* **EXERCISE DETAILS**: Please count the lines below that contain the word "Products", and reply with that number alone.

[Data records for software interfaces]
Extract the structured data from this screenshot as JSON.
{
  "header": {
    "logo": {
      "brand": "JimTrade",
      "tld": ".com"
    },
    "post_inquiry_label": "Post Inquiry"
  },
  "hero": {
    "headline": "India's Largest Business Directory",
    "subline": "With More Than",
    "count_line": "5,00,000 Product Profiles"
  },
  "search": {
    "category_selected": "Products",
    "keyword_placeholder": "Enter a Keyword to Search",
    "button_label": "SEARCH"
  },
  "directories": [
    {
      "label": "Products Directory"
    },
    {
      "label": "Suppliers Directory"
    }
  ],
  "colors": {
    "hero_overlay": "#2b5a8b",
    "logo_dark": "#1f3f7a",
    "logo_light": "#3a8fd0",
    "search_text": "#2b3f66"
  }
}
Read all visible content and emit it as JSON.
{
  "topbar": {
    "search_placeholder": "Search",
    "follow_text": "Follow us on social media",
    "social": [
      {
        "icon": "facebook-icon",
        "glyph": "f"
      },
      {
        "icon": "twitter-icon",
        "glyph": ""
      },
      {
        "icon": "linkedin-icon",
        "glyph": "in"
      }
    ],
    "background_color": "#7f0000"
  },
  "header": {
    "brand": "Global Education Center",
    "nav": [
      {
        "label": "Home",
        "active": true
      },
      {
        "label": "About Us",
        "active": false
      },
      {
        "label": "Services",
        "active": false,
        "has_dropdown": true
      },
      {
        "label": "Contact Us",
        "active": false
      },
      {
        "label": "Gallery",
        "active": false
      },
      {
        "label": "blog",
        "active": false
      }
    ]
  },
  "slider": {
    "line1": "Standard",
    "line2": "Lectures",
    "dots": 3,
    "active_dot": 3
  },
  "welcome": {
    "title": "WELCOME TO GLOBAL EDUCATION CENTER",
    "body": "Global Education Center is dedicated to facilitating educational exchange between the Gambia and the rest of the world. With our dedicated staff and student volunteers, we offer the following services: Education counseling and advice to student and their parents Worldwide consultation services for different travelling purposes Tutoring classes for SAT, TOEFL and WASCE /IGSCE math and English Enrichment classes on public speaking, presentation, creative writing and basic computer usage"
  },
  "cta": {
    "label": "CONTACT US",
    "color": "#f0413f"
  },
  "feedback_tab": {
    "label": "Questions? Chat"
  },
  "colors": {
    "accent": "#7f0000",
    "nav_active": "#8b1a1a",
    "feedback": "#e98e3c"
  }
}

* **ANSWER**: 2